- _WHAT THE EXERCISE ASKS_: Search the material for lines containing the word "JSON", and copy each one.

- _LISTED ENTRIES_:
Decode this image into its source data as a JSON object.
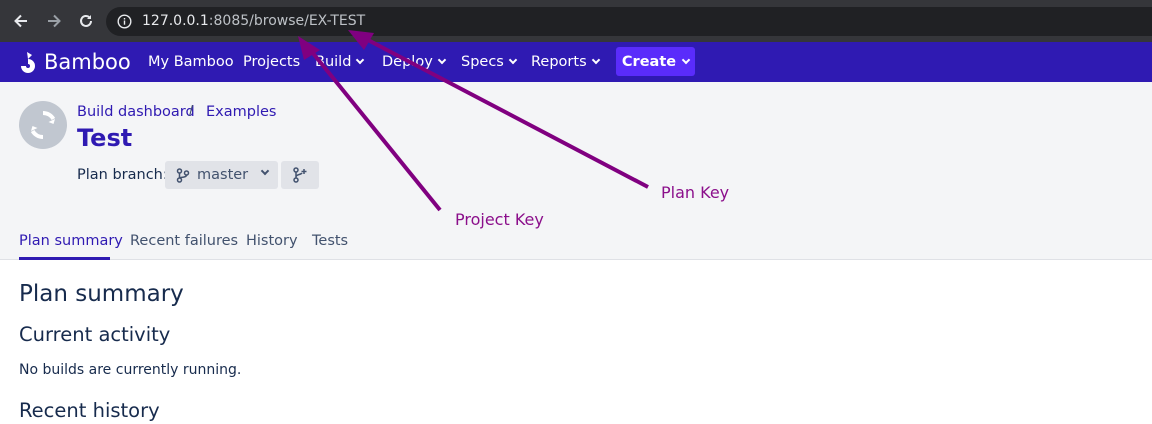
{
  "browser": {
    "url_host": "127.0.0.1",
    "url_rest": ":8085/browse/EX-TEST"
  },
  "app": {
    "logo_text": "Bamboo",
    "nav": [
      "My Bamboo",
      "Projects",
      "Build",
      "Deploy",
      "Specs",
      "Reports"
    ],
    "create_label": "Create",
    "accent": "#2f1ab2",
    "create_color": "#5a2cfb"
  },
  "breadcrumb": {
    "items": [
      "Build dashboard",
      "Examples"
    ],
    "separator": "/"
  },
  "plan": {
    "title": "Test",
    "branch_label": "Plan branch:",
    "branch_value": "master"
  },
  "tabs": [
    "Plan summary",
    "Recent failures",
    "History",
    "Tests"
  ],
  "content": {
    "heading": "Plan summary",
    "current_activity": "Current activity",
    "no_builds": "No builds are currently running.",
    "recent_history": "Recent history"
  },
  "annotations": {
    "project_key": "Project Key",
    "plan_key": "Plan Key",
    "color": "#8b0f8b"
  }
}
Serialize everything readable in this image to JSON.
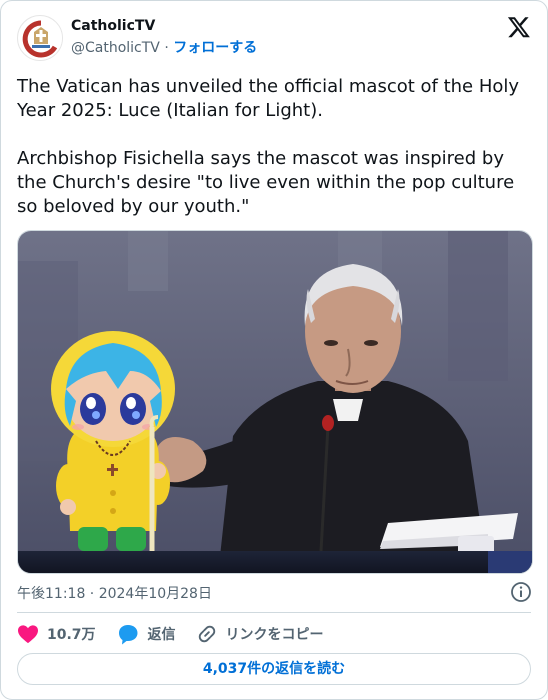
{
  "author": {
    "display_name": "CatholicTV",
    "handle": "@CatholicTV",
    "separator": "·",
    "follow_label": "フォローする"
  },
  "tweet": {
    "paragraph1": "The Vatican has unveiled the official mascot of the Holy Year 2025: Luce (Italian for Light).",
    "paragraph2": "Archbishop Fisichella says the mascot was inspired by the Church's desire \"to live even within the pop culture so beloved by our youth.\"",
    "timestamp": "午後11:18 · 2024年10月28日"
  },
  "actions": {
    "likes_count": "10.7万",
    "reply_label": "返信",
    "copy_link_label": "リンクをコピー"
  },
  "read_replies_label": "4,037件の返信を読む",
  "colors": {
    "like": "#f91880",
    "reply": "#1d9bf0",
    "link": "#006fd6",
    "muted": "#536471",
    "border": "#cfd9de"
  },
  "icons": [
    "x-logo-icon",
    "info-icon",
    "heart-icon",
    "reply-bubble-icon",
    "link-icon"
  ]
}
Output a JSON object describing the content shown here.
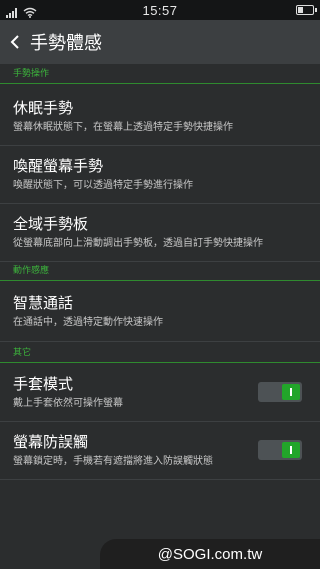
{
  "status_bar": {
    "time": "15:57"
  },
  "header": {
    "title": "手勢體感"
  },
  "sections": [
    {
      "header": "手勢操作"
    },
    {
      "header": "動作感應"
    },
    {
      "header": "其它"
    }
  ],
  "items": [
    {
      "title": "休眠手勢",
      "desc": "螢幕休眠狀態下，在螢幕上透過特定手勢快捷操作"
    },
    {
      "title": "喚醒螢幕手勢",
      "desc": "喚醒狀態下，可以透過特定手勢進行操作"
    },
    {
      "title": "全域手勢板",
      "desc": "從螢幕底部向上滑動調出手勢板，透過自訂手勢快捷操作"
    },
    {
      "title": "智慧通話",
      "desc": "在通話中，透過特定動作快速操作"
    },
    {
      "title": "手套模式",
      "desc": "戴上手套依然可操作螢幕",
      "toggle": true
    },
    {
      "title": "螢幕防誤觸",
      "desc": "螢幕鎖定時，手機若有遮擋將進入防誤觸狀態",
      "toggle": true
    }
  ],
  "watermark": "@SOGI.com.tw",
  "colors": {
    "accent": "#3cb33c",
    "toggle_on": "#22a52a",
    "background": "#2b2d2e",
    "header": "#3c3f41"
  },
  "icons": [
    "signal-icon",
    "wifi-icon",
    "battery-icon",
    "back-arrow-icon"
  ]
}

- _RESULT_:
Decode this image into its source data as a JSON object.
Serialize everything readable in this image to JSON.
Output a JSON object describing the content shown here.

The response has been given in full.